> _STORED DATA_

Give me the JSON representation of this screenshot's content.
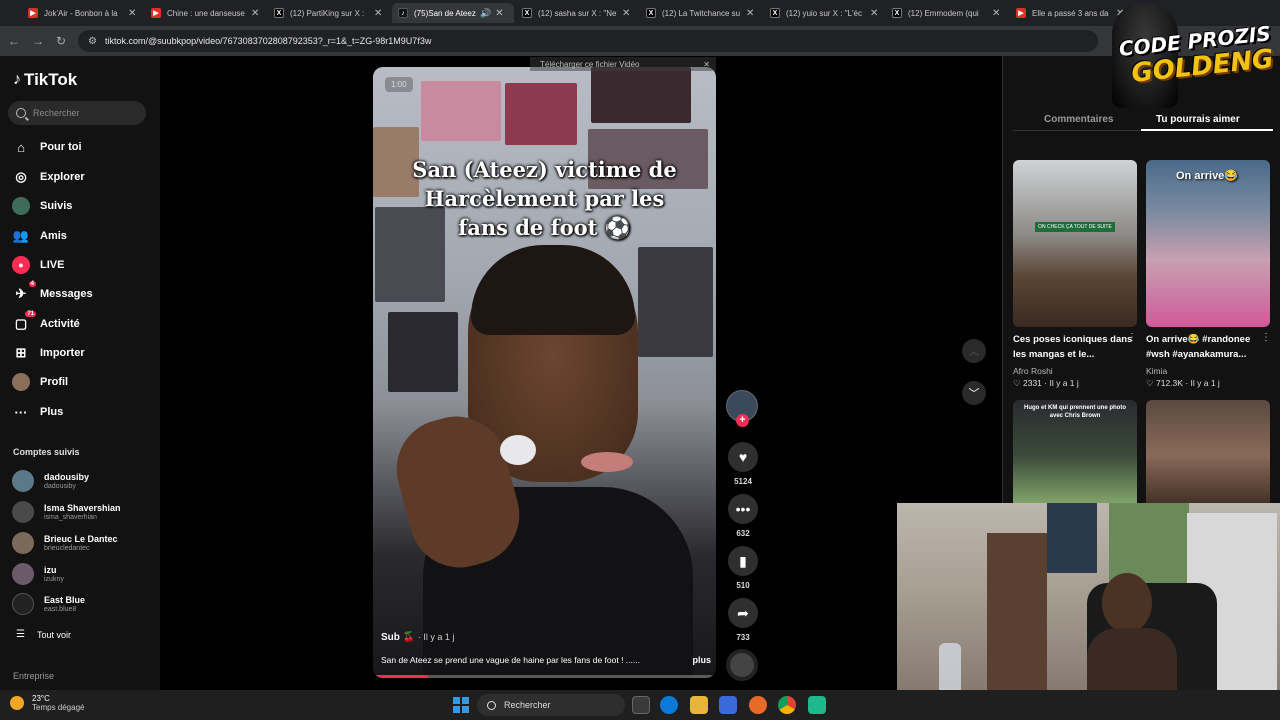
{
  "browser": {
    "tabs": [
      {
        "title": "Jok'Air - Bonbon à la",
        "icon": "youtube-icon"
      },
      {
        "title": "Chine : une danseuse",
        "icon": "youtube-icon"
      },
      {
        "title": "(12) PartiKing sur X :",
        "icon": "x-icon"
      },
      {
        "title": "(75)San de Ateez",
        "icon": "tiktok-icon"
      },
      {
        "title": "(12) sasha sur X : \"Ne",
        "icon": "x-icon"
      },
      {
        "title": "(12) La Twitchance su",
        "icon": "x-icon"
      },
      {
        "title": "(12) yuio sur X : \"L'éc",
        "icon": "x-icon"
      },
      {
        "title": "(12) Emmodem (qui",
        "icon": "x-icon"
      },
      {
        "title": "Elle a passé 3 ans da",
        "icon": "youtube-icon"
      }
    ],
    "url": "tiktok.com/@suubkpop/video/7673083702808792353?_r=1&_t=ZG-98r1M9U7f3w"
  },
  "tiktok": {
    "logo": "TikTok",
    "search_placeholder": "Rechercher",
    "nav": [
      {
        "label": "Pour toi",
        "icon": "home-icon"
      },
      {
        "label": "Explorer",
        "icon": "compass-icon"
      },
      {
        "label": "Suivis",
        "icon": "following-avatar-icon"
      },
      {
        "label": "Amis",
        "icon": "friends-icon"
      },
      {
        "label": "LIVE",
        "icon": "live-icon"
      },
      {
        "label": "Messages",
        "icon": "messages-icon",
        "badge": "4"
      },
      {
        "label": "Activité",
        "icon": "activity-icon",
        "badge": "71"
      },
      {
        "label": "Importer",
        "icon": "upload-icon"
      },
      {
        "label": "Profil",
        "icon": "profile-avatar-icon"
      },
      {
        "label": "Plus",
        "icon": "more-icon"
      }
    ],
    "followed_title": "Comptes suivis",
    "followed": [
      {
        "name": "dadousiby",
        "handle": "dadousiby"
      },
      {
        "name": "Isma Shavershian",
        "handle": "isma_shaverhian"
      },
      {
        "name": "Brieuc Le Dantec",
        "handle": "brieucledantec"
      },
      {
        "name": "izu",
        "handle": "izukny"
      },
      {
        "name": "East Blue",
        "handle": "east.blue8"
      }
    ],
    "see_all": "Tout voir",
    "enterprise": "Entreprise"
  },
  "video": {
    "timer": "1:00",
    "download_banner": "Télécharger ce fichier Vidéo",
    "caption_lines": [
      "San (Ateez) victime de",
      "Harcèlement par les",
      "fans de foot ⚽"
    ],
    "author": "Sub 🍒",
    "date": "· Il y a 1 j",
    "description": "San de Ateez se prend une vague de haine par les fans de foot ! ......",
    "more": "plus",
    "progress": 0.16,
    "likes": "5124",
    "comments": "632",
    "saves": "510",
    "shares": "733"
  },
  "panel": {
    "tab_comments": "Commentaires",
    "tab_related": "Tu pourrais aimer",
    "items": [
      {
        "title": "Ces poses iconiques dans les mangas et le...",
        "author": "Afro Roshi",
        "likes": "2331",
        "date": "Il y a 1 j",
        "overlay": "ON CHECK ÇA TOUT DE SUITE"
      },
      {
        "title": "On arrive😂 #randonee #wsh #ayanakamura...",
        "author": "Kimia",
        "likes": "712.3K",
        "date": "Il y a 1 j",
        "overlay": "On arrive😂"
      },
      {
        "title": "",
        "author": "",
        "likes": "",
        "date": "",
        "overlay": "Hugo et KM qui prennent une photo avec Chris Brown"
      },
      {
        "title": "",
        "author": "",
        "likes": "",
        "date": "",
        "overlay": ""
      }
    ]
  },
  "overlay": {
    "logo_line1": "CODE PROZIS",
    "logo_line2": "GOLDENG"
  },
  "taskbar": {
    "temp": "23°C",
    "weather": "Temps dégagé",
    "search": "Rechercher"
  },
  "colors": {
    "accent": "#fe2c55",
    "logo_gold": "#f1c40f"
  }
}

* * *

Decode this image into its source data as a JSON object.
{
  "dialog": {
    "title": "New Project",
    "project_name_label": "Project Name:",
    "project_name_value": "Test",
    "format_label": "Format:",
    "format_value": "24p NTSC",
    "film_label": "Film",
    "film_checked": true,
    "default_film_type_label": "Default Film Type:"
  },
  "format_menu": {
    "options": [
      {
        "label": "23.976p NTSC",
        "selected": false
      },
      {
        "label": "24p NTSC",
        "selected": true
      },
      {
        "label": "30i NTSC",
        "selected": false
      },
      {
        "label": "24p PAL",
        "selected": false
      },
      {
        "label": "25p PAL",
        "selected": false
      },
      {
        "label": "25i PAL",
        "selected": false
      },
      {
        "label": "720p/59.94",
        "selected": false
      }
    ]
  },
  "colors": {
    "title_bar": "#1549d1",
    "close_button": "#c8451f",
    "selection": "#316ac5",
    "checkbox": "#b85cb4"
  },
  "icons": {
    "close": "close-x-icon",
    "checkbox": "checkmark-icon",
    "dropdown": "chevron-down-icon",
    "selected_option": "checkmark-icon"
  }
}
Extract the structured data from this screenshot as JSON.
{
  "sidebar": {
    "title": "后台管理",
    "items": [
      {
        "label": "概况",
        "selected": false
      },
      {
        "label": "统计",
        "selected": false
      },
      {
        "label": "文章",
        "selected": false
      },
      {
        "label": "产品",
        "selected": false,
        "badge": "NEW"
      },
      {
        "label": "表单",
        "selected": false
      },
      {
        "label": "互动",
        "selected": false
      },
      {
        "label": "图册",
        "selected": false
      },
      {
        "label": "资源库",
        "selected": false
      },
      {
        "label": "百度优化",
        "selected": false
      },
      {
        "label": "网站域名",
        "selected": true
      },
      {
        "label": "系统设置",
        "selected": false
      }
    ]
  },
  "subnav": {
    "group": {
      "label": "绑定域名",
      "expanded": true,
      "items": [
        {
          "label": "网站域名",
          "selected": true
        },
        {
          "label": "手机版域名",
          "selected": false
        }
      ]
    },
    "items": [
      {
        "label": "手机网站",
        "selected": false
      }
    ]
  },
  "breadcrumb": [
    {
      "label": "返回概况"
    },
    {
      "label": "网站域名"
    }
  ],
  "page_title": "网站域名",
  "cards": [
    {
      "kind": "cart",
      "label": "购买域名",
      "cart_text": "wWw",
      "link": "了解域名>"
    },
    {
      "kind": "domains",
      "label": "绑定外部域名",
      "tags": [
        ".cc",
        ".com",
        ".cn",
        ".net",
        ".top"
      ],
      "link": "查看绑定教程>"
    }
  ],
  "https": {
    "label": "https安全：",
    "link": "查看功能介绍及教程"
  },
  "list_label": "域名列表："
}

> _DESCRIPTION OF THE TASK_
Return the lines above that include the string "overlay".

> _RESULT_
        "overlay": "ON CHECK ÇA TOUT DE SUITE"
        "overlay": "On arrive😂"
        "overlay": "Hugo et KM qui prennent une photo avec Chris Brown"
        "overlay": ""
  "overlay": {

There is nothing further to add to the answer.